WHAT IS REQUIRED |
How many lines in these records include the string "attached"? Reply with that number alone.

Entries from a dataset of interfaces |
☆ ☆ ☆ ☆ ☆ ☆ ☆
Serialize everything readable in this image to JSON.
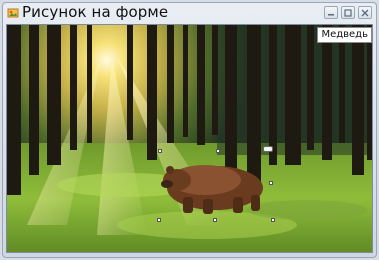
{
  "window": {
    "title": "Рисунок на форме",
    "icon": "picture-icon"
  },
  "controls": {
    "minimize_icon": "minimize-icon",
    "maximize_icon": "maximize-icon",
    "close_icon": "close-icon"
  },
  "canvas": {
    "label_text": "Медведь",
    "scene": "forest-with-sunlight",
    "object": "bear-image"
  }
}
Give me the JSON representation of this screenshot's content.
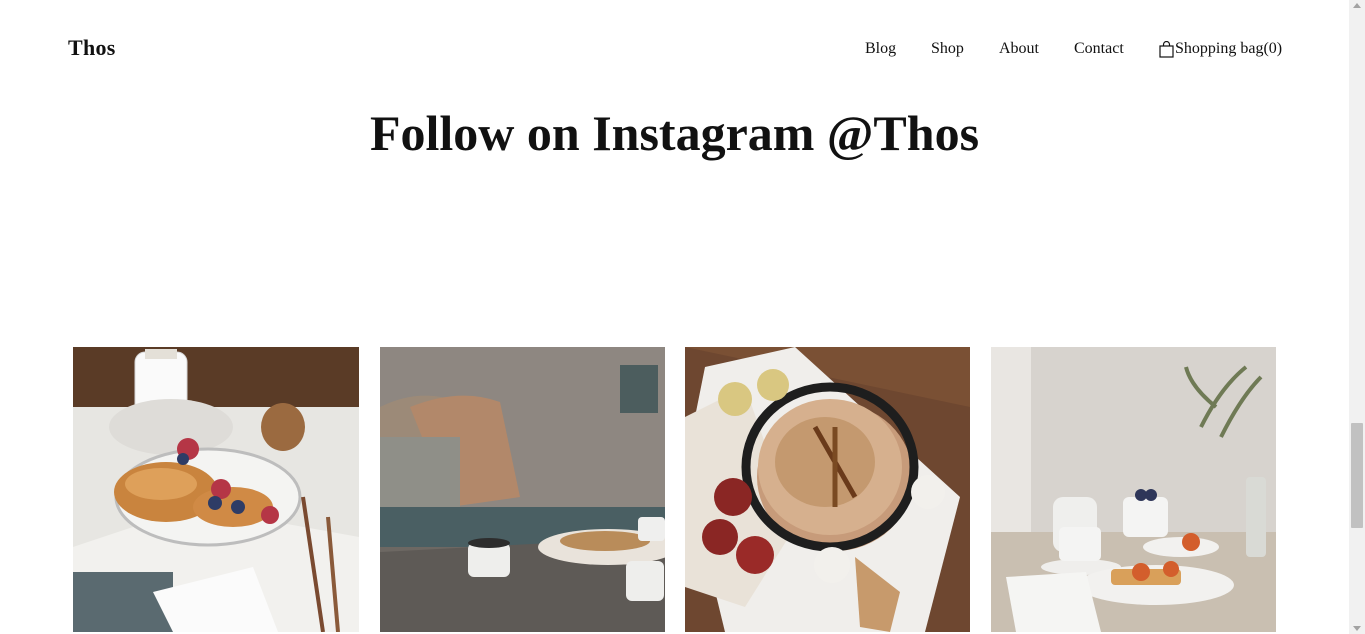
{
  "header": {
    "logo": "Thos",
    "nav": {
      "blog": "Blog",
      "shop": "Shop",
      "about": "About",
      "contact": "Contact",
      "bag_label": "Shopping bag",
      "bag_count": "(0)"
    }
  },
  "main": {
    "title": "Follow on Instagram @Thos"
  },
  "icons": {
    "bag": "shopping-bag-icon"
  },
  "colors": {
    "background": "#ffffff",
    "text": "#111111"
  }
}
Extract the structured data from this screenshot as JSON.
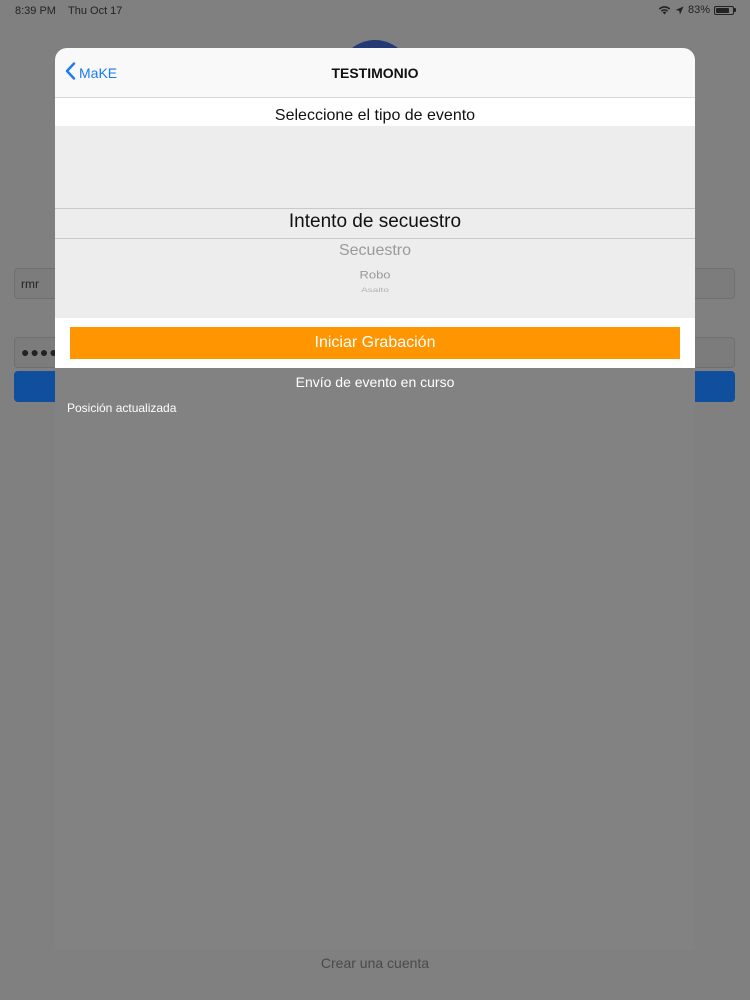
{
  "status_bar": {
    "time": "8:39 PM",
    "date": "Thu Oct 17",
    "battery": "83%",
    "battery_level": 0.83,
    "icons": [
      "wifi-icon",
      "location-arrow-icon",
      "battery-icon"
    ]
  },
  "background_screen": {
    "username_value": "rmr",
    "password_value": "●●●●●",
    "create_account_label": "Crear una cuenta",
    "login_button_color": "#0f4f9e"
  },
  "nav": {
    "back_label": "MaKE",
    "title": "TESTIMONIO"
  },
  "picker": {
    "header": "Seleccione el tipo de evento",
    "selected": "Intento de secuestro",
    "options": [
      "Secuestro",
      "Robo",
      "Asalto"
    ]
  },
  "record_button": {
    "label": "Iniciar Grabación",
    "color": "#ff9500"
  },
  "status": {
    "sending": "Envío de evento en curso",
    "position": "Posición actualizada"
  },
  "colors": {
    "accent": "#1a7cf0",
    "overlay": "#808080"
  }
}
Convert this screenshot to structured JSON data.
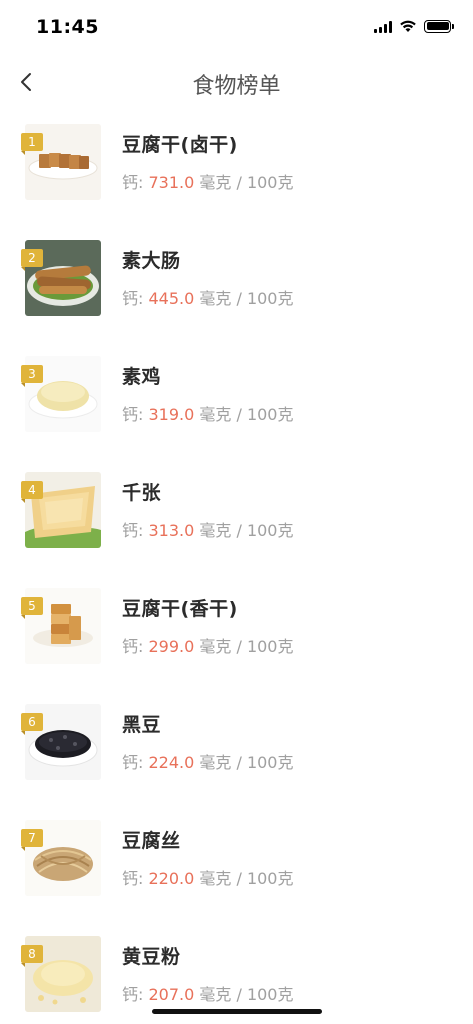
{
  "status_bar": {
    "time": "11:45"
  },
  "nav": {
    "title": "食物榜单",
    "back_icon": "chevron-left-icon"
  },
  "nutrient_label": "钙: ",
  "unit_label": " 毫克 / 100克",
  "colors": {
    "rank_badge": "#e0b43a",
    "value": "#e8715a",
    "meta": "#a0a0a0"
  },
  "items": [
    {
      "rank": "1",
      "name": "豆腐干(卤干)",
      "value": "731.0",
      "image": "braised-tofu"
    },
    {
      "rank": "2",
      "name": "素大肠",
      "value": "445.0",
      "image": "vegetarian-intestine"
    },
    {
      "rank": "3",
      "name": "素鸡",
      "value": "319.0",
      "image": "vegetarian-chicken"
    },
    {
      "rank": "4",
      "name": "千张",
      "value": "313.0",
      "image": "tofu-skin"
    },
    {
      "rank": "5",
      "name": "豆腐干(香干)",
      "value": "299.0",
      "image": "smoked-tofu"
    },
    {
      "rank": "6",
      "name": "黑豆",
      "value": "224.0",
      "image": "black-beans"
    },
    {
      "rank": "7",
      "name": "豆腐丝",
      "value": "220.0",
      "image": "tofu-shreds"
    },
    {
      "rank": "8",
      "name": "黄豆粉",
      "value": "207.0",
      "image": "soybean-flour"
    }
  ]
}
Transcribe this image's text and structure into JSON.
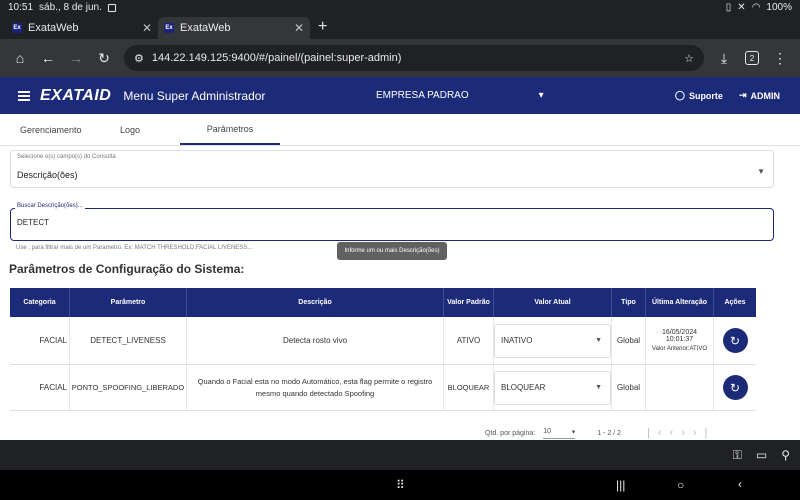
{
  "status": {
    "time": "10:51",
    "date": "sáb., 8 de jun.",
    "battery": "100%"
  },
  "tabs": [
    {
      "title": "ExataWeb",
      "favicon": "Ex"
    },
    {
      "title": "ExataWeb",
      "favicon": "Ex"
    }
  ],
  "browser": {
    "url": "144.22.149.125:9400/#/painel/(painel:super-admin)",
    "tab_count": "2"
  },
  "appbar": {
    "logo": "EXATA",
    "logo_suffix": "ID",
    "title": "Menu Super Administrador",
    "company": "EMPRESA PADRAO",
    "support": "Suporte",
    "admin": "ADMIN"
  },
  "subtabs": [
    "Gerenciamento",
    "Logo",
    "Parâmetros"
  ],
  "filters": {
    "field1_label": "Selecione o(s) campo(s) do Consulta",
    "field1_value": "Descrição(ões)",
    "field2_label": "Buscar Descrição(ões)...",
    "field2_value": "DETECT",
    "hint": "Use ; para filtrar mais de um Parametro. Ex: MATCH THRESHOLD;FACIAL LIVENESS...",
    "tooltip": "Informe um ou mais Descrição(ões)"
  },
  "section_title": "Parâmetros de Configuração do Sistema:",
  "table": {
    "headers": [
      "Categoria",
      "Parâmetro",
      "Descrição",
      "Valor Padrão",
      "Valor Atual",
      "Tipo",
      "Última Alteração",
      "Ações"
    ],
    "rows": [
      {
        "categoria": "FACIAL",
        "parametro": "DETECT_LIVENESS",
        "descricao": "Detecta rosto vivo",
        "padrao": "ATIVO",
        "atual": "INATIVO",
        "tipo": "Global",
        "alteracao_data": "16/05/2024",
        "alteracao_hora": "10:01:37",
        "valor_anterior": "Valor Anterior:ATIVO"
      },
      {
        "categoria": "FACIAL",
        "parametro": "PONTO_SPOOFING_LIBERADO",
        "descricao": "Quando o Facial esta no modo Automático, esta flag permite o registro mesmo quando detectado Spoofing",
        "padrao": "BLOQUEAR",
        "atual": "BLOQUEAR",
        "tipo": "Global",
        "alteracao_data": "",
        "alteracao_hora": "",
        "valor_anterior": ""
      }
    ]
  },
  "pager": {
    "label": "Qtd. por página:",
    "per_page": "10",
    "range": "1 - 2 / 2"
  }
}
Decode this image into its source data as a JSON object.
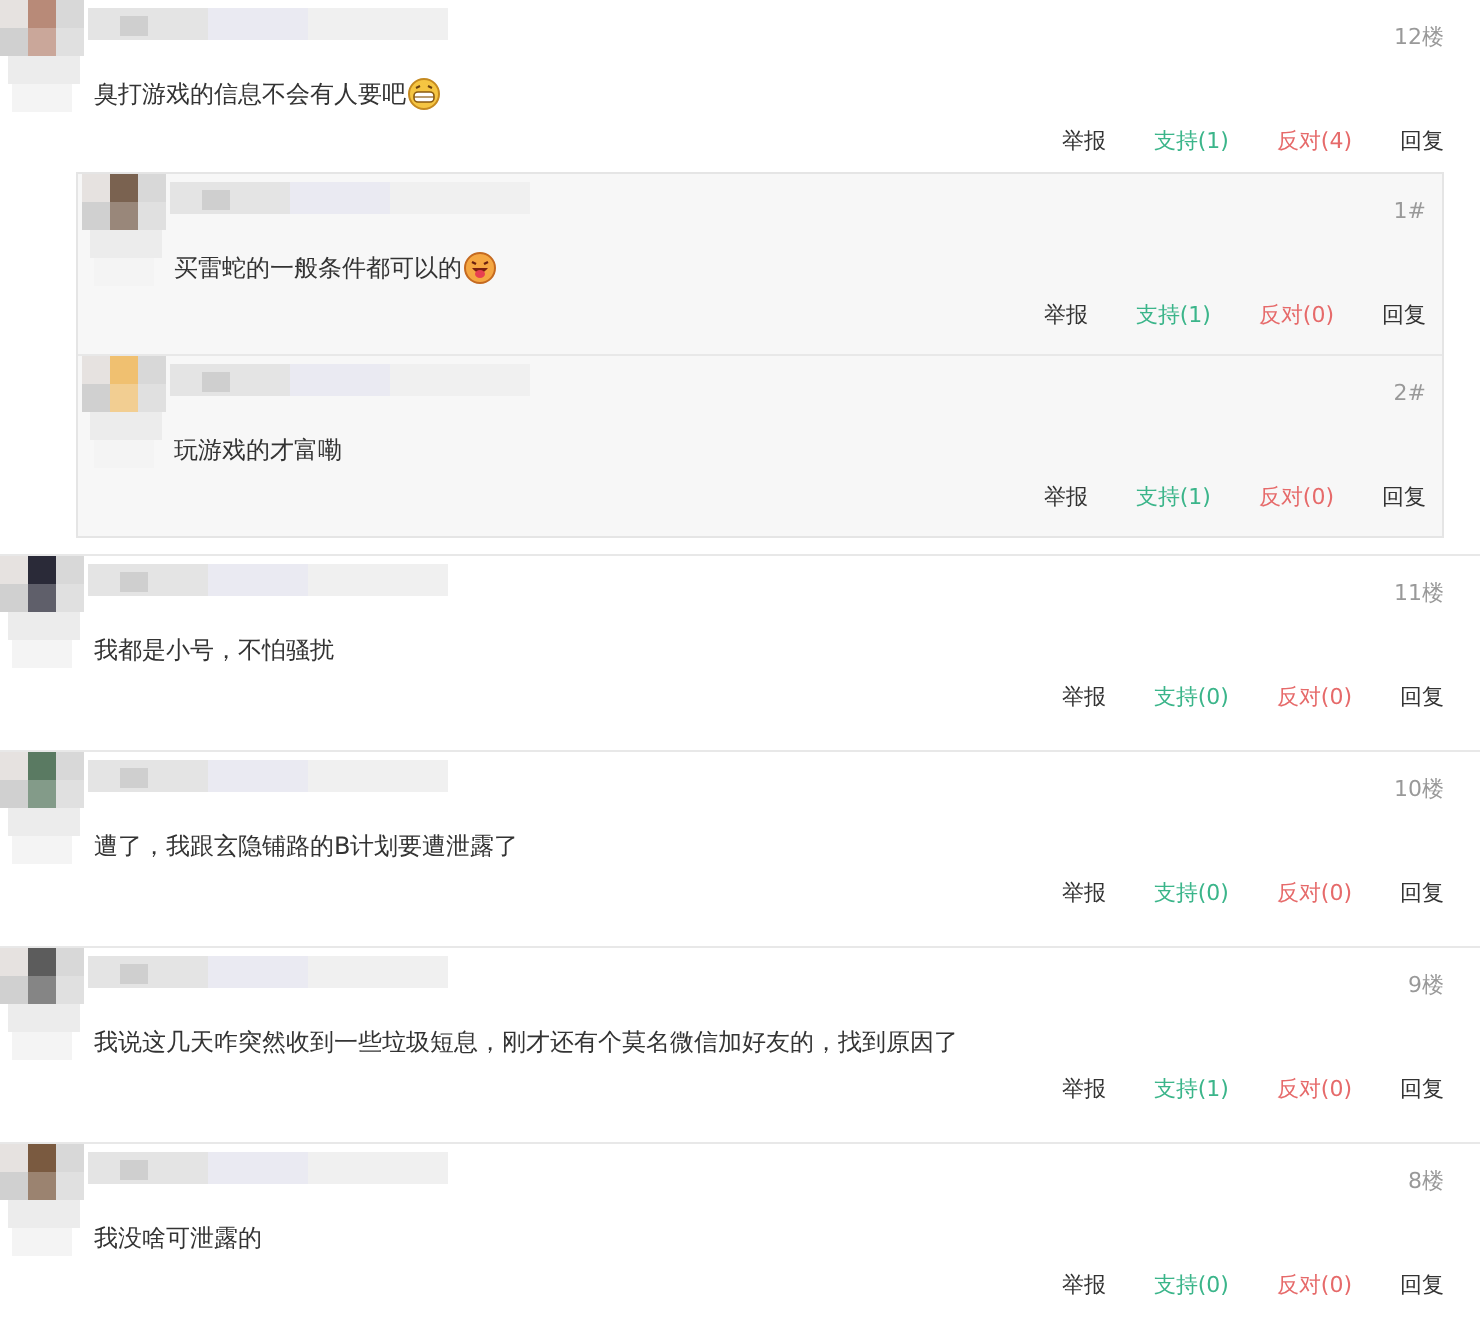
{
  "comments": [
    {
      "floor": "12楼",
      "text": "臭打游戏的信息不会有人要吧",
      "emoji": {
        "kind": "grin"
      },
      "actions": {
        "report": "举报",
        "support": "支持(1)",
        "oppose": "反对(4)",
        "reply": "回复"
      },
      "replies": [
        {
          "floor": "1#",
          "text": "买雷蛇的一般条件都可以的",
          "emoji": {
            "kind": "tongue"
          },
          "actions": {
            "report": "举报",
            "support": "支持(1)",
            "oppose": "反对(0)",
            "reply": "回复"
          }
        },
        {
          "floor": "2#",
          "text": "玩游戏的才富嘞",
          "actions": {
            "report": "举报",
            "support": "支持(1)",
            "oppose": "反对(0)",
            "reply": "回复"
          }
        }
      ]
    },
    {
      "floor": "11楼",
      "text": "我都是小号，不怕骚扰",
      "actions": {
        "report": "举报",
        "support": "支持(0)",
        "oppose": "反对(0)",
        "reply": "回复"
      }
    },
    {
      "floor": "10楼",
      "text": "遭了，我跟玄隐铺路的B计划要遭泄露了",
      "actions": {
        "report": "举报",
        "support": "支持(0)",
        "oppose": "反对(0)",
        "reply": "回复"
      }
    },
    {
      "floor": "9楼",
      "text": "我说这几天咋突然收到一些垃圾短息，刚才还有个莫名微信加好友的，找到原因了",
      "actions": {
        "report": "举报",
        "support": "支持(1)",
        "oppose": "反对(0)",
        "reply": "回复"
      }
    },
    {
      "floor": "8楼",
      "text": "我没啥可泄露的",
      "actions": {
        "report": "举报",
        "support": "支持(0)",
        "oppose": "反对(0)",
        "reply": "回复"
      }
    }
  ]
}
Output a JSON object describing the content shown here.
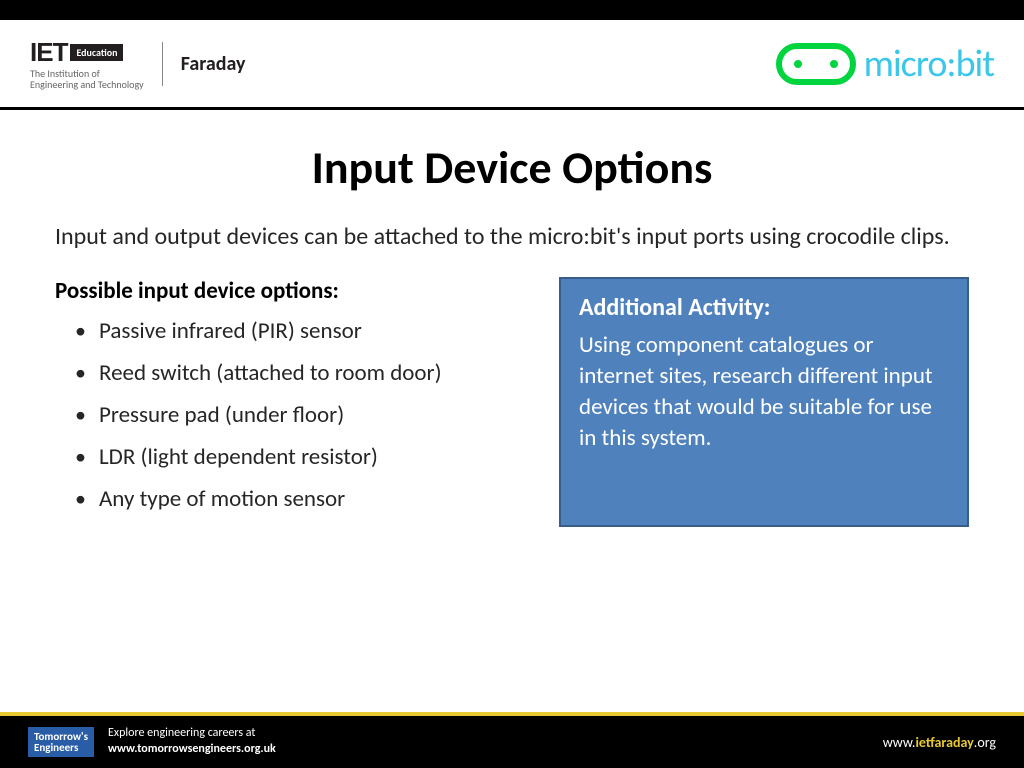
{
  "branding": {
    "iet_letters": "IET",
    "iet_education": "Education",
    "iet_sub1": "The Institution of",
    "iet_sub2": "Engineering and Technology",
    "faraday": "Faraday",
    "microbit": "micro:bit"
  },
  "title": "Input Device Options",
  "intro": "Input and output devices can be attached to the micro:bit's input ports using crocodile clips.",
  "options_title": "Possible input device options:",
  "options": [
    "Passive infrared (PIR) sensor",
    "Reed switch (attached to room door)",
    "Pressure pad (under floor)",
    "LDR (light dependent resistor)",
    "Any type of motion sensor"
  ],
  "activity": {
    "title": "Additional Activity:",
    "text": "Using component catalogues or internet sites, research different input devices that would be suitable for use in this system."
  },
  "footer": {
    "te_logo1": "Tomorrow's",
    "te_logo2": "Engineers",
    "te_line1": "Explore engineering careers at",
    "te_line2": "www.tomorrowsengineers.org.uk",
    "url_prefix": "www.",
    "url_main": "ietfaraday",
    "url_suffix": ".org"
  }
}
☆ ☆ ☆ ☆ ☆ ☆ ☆
TASK OUTPUT |
2